99 problems and misconfigured servers is the main one
One way for organisations to keep on top of their cloud security is to carry out an audit of their misconfigurations. However, just 26% of organisations are equipped to do so, according to the findings.
Keeping track of misconfigured servers is made trickier still when companies use multiple cloud service providers. According to McAfee, 76% of respondents said they use multiple IaaS providers. However, McAfee puts the real figure at 92%, based on cloud usage data.
“In the rush toward IaaS adoption, many organisations overlook the shared responsibility model for the cloud and assume that security is taken care of completely by the cloud provider,” said Rajiv Gupta, senior vice president of cloud security at McAfee.
“However, the security of what customers put in the cloud, most importantly sensitive data, is their responsibility.

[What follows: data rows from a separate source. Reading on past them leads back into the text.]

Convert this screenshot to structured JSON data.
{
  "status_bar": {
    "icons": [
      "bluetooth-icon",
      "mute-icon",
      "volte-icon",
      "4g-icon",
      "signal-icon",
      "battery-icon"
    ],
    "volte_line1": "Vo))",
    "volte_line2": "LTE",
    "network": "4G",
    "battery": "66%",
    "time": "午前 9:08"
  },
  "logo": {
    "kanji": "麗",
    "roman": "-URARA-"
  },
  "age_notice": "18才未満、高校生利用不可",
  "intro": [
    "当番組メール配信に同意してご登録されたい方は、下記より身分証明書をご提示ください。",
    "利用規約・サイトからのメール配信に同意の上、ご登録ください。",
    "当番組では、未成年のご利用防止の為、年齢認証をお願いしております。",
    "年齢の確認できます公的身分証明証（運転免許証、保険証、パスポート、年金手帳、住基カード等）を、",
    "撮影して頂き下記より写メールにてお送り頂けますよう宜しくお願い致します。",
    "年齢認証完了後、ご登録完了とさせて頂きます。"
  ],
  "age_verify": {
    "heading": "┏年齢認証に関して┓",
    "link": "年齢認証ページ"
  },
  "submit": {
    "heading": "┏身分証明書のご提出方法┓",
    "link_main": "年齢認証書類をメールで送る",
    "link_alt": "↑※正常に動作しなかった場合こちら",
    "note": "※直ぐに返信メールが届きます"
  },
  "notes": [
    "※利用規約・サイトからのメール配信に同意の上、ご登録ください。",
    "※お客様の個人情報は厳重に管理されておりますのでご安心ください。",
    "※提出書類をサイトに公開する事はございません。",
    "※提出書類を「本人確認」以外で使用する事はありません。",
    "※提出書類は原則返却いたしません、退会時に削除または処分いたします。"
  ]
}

“To defend against the new era of cloud-native breaches, organisations need to use security tools that are cloud-native, purpose-built for cloud security and address their portion of the shared responsibility model.”